Task objective
Could you filter the data below down to the lines that hold the word "Cevo"?

Data section

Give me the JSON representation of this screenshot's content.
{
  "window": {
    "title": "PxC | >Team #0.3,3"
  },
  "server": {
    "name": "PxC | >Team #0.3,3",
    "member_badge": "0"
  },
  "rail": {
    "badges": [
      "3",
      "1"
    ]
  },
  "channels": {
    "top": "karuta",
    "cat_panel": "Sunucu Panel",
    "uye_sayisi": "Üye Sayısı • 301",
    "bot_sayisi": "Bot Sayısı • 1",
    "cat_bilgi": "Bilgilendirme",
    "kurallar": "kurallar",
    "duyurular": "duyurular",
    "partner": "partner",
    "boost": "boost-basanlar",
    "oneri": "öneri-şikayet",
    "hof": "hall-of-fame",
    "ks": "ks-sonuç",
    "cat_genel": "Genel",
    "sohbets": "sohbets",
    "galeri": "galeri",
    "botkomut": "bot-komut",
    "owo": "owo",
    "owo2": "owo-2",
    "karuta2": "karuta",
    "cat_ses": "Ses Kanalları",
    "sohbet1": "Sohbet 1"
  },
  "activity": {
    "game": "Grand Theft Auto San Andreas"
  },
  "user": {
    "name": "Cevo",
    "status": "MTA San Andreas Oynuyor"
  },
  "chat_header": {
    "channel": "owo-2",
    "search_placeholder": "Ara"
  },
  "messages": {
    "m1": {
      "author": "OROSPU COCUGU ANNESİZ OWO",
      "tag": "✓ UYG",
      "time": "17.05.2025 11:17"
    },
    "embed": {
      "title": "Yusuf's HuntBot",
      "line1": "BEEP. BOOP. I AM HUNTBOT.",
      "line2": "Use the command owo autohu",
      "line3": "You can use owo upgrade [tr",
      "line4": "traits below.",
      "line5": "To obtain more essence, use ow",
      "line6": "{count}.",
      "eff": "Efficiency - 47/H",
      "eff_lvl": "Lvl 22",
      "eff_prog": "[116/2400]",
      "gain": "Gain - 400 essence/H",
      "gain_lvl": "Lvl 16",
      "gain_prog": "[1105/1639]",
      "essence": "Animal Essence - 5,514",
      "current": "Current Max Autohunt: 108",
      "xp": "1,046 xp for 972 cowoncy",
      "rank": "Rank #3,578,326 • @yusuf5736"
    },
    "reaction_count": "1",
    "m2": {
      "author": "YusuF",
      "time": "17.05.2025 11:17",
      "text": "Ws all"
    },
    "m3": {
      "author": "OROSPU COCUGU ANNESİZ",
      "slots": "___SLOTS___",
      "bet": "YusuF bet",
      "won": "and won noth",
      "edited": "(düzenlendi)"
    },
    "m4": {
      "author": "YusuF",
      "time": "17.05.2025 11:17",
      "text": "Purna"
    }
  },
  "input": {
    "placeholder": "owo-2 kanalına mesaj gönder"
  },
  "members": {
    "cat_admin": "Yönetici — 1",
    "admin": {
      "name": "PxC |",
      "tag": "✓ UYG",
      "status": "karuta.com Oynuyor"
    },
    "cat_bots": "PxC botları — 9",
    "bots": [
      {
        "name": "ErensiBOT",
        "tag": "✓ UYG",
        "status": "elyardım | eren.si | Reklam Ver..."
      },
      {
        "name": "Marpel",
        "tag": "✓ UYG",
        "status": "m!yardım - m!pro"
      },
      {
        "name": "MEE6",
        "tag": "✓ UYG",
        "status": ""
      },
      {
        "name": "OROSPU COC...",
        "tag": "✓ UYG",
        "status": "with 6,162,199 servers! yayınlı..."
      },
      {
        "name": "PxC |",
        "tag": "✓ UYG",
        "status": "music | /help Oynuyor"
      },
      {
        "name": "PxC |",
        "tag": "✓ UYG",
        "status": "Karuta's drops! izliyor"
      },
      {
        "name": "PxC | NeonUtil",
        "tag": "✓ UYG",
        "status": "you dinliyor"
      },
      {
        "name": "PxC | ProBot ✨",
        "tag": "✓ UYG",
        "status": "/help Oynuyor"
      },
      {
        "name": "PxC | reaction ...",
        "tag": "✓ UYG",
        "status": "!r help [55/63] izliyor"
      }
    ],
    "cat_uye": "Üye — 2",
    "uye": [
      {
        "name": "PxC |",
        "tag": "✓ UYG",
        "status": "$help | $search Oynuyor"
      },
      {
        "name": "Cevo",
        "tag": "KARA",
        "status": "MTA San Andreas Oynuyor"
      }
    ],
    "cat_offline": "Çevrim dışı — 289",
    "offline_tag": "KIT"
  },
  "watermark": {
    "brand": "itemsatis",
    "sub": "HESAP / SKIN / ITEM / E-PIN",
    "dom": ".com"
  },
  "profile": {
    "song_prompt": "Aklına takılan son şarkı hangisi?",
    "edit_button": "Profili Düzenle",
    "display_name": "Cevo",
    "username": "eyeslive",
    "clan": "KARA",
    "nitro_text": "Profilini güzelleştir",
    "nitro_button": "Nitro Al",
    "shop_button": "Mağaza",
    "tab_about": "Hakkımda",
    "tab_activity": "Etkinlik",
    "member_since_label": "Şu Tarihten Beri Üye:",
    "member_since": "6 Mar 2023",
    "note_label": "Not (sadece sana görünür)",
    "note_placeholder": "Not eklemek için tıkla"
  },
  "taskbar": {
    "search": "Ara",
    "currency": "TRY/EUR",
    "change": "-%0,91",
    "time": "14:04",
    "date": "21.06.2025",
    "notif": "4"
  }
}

Output
    "name": "Cevo",
        "name": "Cevo",
    "display_name": "Cevo",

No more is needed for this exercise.